After re-boarding, our navigator steered down a side canal. I’ve read that Bangkok has been dubbed the “Venice of Asia” because of its canals, but that’s a stretch. And because of the floods, the canals had risen in their channels, swamping the houses along the banks. One woman stood knee-deep in water in her doorway, hanging laundry to dry in the eaves. Two men sat in folding metal chairs, ignoring the water swirling about their legs. We’d heard that crocodiles and snakes were an added flood concern and kept a lookout for serpentine swells in the current.
Our ultimate destination was the white-walled Grand Palace and the temple, Wat Phra Kaeo. At the main gate, we discovered we had one hour until closing. Bad timing. We discussed postponing the visit, but Bangkok is huge, and our days, unpredictable. While we had no idea the degree of truth to that, we decided to stay and hurry.

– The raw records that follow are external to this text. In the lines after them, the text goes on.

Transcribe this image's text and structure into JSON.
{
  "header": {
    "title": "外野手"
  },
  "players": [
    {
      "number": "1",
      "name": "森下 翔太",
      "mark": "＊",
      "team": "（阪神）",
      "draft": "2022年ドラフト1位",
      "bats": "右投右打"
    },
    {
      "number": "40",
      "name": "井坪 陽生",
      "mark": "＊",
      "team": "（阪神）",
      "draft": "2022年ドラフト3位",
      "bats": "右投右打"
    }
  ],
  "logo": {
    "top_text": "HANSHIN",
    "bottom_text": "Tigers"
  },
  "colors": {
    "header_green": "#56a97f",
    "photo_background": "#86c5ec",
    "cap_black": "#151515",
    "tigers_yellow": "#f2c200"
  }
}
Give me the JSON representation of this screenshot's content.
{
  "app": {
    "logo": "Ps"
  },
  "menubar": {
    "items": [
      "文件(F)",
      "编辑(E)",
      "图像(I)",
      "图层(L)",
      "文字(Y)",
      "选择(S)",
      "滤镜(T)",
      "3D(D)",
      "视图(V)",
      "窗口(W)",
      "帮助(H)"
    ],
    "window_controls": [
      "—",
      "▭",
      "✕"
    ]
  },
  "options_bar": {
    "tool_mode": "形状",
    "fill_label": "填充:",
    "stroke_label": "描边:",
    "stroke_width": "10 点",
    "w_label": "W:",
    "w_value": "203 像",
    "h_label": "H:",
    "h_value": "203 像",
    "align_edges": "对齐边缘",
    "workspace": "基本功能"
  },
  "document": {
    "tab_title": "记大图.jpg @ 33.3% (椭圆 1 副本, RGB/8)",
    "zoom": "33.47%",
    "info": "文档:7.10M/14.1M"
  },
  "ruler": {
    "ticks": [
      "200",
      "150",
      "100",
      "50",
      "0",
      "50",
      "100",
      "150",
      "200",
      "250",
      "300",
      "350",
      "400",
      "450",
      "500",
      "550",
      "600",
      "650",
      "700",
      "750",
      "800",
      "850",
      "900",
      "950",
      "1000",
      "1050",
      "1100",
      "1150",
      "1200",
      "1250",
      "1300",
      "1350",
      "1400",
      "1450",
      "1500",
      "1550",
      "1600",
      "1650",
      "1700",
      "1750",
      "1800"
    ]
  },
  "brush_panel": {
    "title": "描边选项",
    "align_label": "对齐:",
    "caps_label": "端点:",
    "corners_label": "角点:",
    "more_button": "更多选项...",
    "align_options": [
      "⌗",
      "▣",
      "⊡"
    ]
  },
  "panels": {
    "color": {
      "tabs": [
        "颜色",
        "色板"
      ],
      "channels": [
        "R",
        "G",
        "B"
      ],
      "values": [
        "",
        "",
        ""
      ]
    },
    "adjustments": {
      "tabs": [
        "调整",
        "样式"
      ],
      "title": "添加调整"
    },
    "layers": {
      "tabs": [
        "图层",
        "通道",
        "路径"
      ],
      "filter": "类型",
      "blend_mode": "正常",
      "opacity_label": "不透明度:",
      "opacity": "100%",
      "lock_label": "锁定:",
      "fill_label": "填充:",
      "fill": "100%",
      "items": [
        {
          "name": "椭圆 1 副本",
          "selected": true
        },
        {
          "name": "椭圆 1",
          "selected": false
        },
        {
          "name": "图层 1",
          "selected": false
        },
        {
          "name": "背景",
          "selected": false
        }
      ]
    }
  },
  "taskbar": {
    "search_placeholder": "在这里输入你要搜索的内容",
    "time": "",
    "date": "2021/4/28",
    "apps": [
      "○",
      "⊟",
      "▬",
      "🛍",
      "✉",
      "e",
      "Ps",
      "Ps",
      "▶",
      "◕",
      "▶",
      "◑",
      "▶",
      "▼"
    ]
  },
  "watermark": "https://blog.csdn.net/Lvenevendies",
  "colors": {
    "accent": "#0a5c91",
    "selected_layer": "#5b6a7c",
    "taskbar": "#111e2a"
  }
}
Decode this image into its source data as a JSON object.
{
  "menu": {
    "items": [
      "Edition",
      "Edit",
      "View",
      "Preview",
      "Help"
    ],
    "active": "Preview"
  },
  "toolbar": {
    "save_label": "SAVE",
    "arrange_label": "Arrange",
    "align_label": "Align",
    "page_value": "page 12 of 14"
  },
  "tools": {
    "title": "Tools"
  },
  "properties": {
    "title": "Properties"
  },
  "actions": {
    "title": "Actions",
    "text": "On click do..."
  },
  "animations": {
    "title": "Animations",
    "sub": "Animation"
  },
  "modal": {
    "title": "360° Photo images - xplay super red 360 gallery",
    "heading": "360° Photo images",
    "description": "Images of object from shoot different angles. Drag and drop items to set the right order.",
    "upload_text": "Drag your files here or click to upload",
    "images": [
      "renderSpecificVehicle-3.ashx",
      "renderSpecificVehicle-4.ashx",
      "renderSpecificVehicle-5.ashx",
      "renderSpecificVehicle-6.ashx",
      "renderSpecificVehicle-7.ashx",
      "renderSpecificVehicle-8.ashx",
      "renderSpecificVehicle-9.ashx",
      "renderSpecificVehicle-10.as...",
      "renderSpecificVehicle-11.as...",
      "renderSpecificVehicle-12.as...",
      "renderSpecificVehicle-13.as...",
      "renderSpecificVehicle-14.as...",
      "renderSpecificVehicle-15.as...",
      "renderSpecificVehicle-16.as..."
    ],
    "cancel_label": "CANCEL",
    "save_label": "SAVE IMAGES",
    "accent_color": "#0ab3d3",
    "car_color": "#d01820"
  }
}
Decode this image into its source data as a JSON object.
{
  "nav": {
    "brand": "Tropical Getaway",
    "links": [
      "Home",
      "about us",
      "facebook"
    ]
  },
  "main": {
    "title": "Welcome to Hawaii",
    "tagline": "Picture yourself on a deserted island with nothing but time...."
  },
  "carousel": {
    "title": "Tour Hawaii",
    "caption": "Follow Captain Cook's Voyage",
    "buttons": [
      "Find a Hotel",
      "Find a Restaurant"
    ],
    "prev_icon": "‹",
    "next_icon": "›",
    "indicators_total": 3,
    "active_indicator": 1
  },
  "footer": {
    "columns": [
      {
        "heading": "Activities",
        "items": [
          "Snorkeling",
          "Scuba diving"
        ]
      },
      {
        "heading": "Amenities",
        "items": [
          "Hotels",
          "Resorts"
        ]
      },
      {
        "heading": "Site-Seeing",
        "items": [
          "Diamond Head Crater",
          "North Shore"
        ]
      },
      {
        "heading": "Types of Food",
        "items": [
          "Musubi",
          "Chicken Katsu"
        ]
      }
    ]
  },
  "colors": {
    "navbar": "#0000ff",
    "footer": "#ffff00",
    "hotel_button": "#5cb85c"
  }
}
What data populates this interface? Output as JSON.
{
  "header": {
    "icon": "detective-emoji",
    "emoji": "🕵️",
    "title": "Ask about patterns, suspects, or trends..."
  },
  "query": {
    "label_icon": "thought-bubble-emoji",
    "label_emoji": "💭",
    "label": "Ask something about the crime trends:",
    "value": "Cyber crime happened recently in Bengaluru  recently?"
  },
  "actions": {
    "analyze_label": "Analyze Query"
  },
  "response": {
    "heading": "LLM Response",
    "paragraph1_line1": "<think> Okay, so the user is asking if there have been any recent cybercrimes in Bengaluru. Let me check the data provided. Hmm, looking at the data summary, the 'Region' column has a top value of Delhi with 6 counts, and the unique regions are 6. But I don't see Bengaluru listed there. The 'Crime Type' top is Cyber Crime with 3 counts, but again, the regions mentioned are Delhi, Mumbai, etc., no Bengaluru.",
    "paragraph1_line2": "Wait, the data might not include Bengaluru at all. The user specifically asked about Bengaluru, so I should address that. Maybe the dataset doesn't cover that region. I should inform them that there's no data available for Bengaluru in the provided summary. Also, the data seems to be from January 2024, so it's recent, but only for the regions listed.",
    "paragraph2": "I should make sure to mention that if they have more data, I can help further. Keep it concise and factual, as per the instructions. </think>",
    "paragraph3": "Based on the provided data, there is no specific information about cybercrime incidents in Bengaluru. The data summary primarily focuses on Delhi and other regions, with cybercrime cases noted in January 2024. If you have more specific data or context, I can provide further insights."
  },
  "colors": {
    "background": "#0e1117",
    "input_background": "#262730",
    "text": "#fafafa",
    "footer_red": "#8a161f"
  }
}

So we ran. Literally.
The guards were not impressed with our need for speed, nor with the girls’ shorts and bare shoulders. Casey and Karis were forced to make a detour to the tourist office to borrow appropriate cover-ups at the cost of precious time and a hefty deposit.
Once properly clothed, we ran up the steps, kicked off our shoes, as required, and dashed in to see the emerald Buddha. We zipped past garishly colored guardians, snarling and angry with their curved scimitars. We squinted at the gleaming gold chedi tower that houses a piece of Buddha’s breastbone. We whirled the length of the Grand Palace and watched the changing of the guard. Silvery sun rays escaped mounding gray clouds to illuminate spires, peaks and finials. Magic. My idea of Asia. But the crowds had thinned and uniformed staff were sweeping. “I don’t want to lose our deposit,” said Casey. “We’ve got to wrap this up.” Right. Next time, we’ll hit the palace first.
The scene outside the walls was disturbing. Murky water seeped from catch basins and crept down the road. We stood at the bus stop, eyes fixed on a spot on the sidewalk to gauge the rate of the water’s rise: how long before that spot disappeared beneath liquid fingers? Not long.
Naturally, the bus we wanted had pulled away just as we passed through the palace gate, and we had no idea when the next one was due. We stood and waited, exchanging anxious smiles with those around us, all of us tracking the advance of the water, watching as cars and tuk tuks plowed along sending waves splashing against the curb. How far inland might crocodiles come?
As pedestrians lifted their pant legs to cross the road, I wondered, would we have trouble leaving Bangkok? Day after tomorrow, the girls planned to take a train south to the islands and we were due to fly home. None of us wished to extend our stay.